* [PROBLEM TO SOLVE]
Without the pictures, can you quote each line below exactly?

* [DATA FOR THE TASK]
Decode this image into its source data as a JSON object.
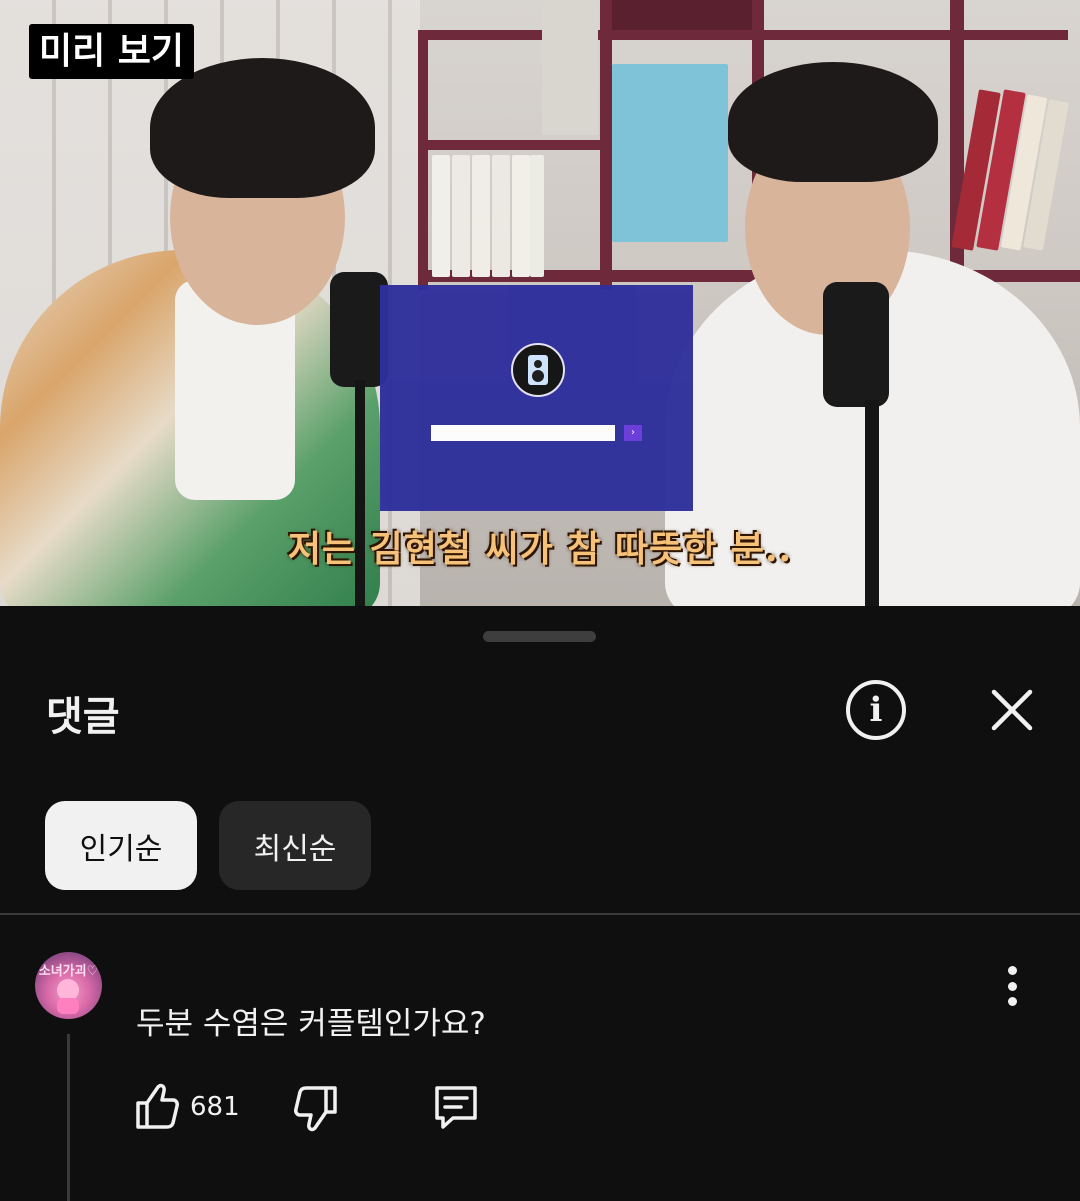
{
  "video": {
    "preview_badge": "미리 보기",
    "subtitle": "저는 김현철 씨가 참 따뜻한 분..",
    "overlay_go": "›"
  },
  "comments_sheet": {
    "title": "댓글",
    "sort_chips": [
      {
        "label": "인기순",
        "selected": true
      },
      {
        "label": "최신순",
        "selected": false
      }
    ],
    "icons": {
      "info": "info-icon",
      "close": "close-icon"
    }
  },
  "comment": {
    "avatar_text": "소녀가괴♡",
    "text": "두분 수염은 커플템인가요?",
    "like_count": "681"
  },
  "colors": {
    "background": "#0f0f0f",
    "chip_selected_bg": "#f1f1f1",
    "chip_unselected_bg": "#272727",
    "overlay_box": "#2f2f9c",
    "subtitle_color": "#f6c27a"
  }
}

* [EXPECTED ANSWER]
Decode this image into its source data as a JSON object.
{
  "video": {
    "preview_badge": "미리 보기",
    "subtitle": "저는 김현철 씨가 참 따뜻한 분..",
    "overlay_go": "›"
  },
  "comments_sheet": {
    "title": "댓글",
    "sort_chips": [
      {
        "label": "인기순",
        "selected": true
      },
      {
        "label": "최신순",
        "selected": false
      }
    ],
    "icons": {
      "info": "info-icon",
      "close": "close-icon"
    }
  },
  "comment": {
    "avatar_text": "소녀가괴♡",
    "text": "두분 수염은 커플템인가요?",
    "like_count": "681"
  },
  "colors": {
    "background": "#0f0f0f",
    "chip_selected_bg": "#f1f1f1",
    "chip_unselected_bg": "#272727",
    "overlay_box": "#2f2f9c",
    "subtitle_color": "#f6c27a"
  }
}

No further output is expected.